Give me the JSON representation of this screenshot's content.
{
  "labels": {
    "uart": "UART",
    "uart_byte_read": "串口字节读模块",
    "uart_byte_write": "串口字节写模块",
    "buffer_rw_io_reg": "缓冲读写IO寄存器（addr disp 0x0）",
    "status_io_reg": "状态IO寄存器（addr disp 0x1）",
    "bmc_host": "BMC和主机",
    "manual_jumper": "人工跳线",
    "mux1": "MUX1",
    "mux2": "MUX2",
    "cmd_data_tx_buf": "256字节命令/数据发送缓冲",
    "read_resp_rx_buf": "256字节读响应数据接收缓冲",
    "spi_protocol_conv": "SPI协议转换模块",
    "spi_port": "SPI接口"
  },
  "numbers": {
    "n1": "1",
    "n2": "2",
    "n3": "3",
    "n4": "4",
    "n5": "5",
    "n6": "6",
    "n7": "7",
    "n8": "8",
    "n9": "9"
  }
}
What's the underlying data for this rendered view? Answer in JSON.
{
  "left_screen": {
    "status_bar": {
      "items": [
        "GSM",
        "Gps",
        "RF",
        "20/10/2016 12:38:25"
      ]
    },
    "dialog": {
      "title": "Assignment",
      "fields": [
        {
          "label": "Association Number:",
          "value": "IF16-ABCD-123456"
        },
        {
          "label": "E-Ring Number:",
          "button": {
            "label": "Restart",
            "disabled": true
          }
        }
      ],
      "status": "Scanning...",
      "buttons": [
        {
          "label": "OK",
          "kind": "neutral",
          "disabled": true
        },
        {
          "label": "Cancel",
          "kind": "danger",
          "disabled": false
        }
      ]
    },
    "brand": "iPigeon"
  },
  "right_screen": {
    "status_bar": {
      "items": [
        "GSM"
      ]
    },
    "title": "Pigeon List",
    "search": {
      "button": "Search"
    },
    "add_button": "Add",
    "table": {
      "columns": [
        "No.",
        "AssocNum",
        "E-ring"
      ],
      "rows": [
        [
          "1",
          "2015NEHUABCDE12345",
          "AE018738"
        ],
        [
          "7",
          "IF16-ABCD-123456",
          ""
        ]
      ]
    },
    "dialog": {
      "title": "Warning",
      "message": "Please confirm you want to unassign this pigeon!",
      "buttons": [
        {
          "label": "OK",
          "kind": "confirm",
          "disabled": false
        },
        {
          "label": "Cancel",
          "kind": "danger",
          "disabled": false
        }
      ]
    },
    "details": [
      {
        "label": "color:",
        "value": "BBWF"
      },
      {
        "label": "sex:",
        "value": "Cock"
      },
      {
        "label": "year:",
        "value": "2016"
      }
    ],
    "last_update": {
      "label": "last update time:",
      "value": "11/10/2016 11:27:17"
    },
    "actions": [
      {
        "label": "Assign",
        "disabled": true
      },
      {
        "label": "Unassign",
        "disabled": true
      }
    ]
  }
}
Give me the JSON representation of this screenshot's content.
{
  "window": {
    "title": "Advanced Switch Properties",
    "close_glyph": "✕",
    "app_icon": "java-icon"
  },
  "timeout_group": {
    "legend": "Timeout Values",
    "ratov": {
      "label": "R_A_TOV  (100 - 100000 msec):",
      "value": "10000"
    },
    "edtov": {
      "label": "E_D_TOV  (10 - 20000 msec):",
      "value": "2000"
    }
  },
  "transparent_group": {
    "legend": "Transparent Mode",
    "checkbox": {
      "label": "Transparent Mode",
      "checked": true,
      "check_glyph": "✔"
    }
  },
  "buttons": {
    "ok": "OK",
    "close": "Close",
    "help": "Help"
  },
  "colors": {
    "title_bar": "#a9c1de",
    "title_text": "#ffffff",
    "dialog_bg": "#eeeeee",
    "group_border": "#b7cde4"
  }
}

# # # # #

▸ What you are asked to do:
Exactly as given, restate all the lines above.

▸ Expected answer:
Give me the JSON representation of this screenshot's content.
{
  "labels": {
    "uart": "UART",
    "uart_byte_read": "串口字节读模块",
    "uart_byte_write": "串口字节写模块",
    "buffer_rw_io_reg": "缓冲读写IO寄存器（addr disp 0x0）",
    "status_io_reg": "状态IO寄存器（addr disp 0x1）",
    "bmc_host": "BMC和主机",
    "manual_jumper": "人工跳线",
    "mux1": "MUX1",
    "mux2": "MUX2",
    "cmd_data_tx_buf": "256字节命令/数据发送缓冲",
    "read_resp_rx_buf": "256字节读响应数据接收缓冲",
    "spi_protocol_conv": "SPI协议转换模块",
    "spi_port": "SPI接口"
  },
  "numbers": {
    "n1": "1",
    "n2": "2",
    "n3": "3",
    "n4": "4",
    "n5": "5",
    "n6": "6",
    "n7": "7",
    "n8": "8",
    "n9": "9"
  }
}
What's the underlying data for this rendered view? Answer in JSON.
{
  "left_screen": {
    "status_bar": {
      "items": [
        "GSM",
        "Gps",
        "RF",
        "20/10/2016 12:38:25"
      ]
    },
    "dialog": {
      "title": "Assignment",
      "fields": [
        {
          "label": "Association Number:",
          "value": "IF16-ABCD-123456"
        },
        {
          "label": "E-Ring Number:",
          "button": {
            "label": "Restart",
            "disabled": true
          }
        }
      ],
      "status": "Scanning...",
      "buttons": [
        {
          "label": "OK",
          "kind": "neutral",
          "disabled": true
        },
        {
          "label": "Cancel",
          "kind": "danger",
          "disabled": false
        }
      ]
    },
    "brand": "iPigeon"
  },
  "right_screen": {
    "status_bar": {
      "items": [
        "GSM"
      ]
    },
    "title": "Pigeon List",
    "search": {
      "button": "Search"
    },
    "add_button": "Add",
    "table": {
      "columns": [
        "No.",
        "AssocNum",
        "E-ring"
      ],
      "rows": [
        [
          "1",
          "2015NEHUABCDE12345",
          "AE018738"
        ],
        [
          "7",
          "IF16-ABCD-123456",
          ""
        ]
      ]
    },
    "dialog": {
      "title": "Warning",
      "message": "Please confirm you want to unassign this pigeon!",
      "buttons": [
        {
          "label": "OK",
          "kind": "confirm",
          "disabled": false
        },
        {
          "label": "Cancel",
          "kind": "danger",
          "disabled": false
        }
      ]
    },
    "details": [
      {
        "label": "color:",
        "value": "BBWF"
      },
      {
        "label": "sex:",
        "value": "Cock"
      },
      {
        "label": "year:",
        "value": "2016"
      }
    ],
    "last_update": {
      "label": "last update time:",
      "value": "11/10/2016 11:27:17"
    },
    "actions": [
      {
        "label": "Assign",
        "disabled": true
      },
      {
        "label": "Unassign",
        "disabled": true
      }
    ]
  }
}
Give me the JSON representation of this screenshot's content.
{
  "window": {
    "title": "Advanced Switch Properties",
    "close_glyph": "✕",
    "app_icon": "java-icon"
  },
  "timeout_group": {
    "legend": "Timeout Values",
    "ratov": {
      "label": "R_A_TOV  (100 - 100000 msec):",
      "value": "10000"
    },
    "edtov": {
      "label": "E_D_TOV  (10 - 20000 msec):",
      "value": "2000"
    }
  },
  "transparent_group": {
    "legend": "Transparent Mode",
    "checkbox": {
      "label": "Transparent Mode",
      "checked": true,
      "check_glyph": "✔"
    }
  },
  "buttons": {
    "ok": "OK",
    "close": "Close",
    "help": "Help"
  },
  "colors": {
    "title_bar": "#a9c1de",
    "title_text": "#ffffff",
    "dialog_bg": "#eeeeee",
    "group_border": "#b7cde4"
  }
}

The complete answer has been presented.